Most Business Intelligence or Data Warehousing efforts put a tremendous amount of focus into the specifics of business derivatives and views. In industries where the data is well captured and understood, this is a great approach. In those cases where your corporate data is in some disarray, where you lack the enterprise definitions or terminology, or where much of your data isn’t captured, that same approach can be fruitless. Solutions that don’t contain the data the business wants and need to be rearchitected are rarely the cause of any tool or technology, but directly related to the capture and storage of the root data. Generally BI should be thought of as putting the pretty face on the front of a well architected, terminology consistent, sound data warehouse. This is how you are able to realize the benefits of building 60 – 120 day solutions that all of the experts preach is standard to build by. If those same experts are challenged by the fact that your “data house is not in order”, even they should realize delivering those same solutions in that same time is not feasible or in the best case only meets a couple needs and doesn’t align with an enterprise solution that meets many needs.

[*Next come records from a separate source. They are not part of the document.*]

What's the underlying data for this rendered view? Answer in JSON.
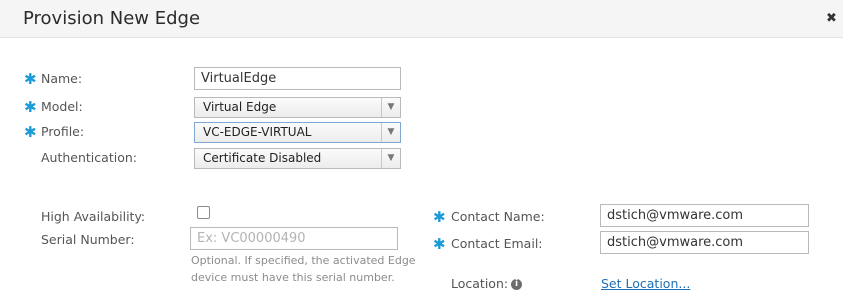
{
  "dialog": {
    "title": "Provision New Edge",
    "close_glyph": "✖"
  },
  "form": {
    "name": {
      "label": "Name:",
      "value": "VirtualEdge",
      "required": true
    },
    "model": {
      "label": "Model:",
      "value": "Virtual Edge",
      "required": true
    },
    "profile": {
      "label": "Profile:",
      "value": "VC-EDGE-VIRTUAL",
      "required": true
    },
    "authentication": {
      "label": "Authentication:",
      "value": "Certificate Disabled"
    },
    "high_availability": {
      "label": "High Availability:",
      "checked": false
    },
    "serial_number": {
      "label": "Serial Number:",
      "value": "",
      "placeholder": "Ex: VC00000490",
      "hint": "Optional. If specified, the activated Edge device must have this serial number."
    },
    "contact_name": {
      "label": "Contact Name:",
      "value": "dstich@vmware.com",
      "required": true
    },
    "contact_email": {
      "label": "Contact Email:",
      "value": "dstich@vmware.com",
      "required": true
    },
    "location": {
      "label": "Location:",
      "info_icon": "info-icon",
      "link": "Set Location..."
    }
  },
  "icons": {
    "required_marker": "✱",
    "dropdown_arrow": "▼",
    "info": "i"
  },
  "colors": {
    "required": "#1a9ad8",
    "link": "#1d6fb8",
    "header_bg": "#f5f5f5"
  }
}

If you take the time to capture that root data and clearly define it (storing meta data for users to leverage), then the fun part of data warehousing – business intelligence begins. Yes, actually working with the business to analyze their data and come up with new derivatives, calculations, classifications, timescales, and views is downright fun. As the business better understands its identity and analyzing results becomes a way of life, both business and the corresponding IT resources quickly grow. The complexity of the tools grows, the business strategy gets realigned, and pockets of expertise are in open view.
In an industry where the data is barely leveraged for analysis today, it is nearly impossible to come up with all of the views of data that will benefit the company at each turn. If you try to predict this or try to ask the business what they want, you may get lucky and satisfy a need or two. If you capture the data at its root level, you can work side by side with the business to test out new metrics and views. While this sounds like you are skirting requirements, it actually is a paradigm shift. Now you define the high level and root data requirements up front, and define the detailed calculations and classifications once you have the root data in place and tested.
With the power and beauty of the BI tools available in the market place today, it is much less important which tool you use, but much more important how well you place you root data. Tools for reporting, analysis, mining, visualization, and other methods of exploration are all relatively easy to use in calculations/derivatives/views.
About the Author
Bruce has over 20 years of IT experience focused on data / application architecture, and IT management, mostly relating to Data Warehousing. His work spans the industries of healthcare, finance, travel, transportation, retailing, and other areas working formally as an IT architect, manager/director, and consultant. Bruce has successfully engaged business leadership in understanding the value of enterprise data management and establishing the backing and funding to build enterprise data architecture programs for large companies. He has taught classes to business and IT resources ranging from data modeling and ETL architecture to specific BI/ETL tools and subjects like “getting business value from BI tools”. He enjoys speaking at conferences and seminars on data delivery and data architectures. Bruce D. Johnson is the Managing director of Data Architecture, Strategy, and Governance for Recombinant Data (a healthcare solutions provider) and can be reached at email@example.com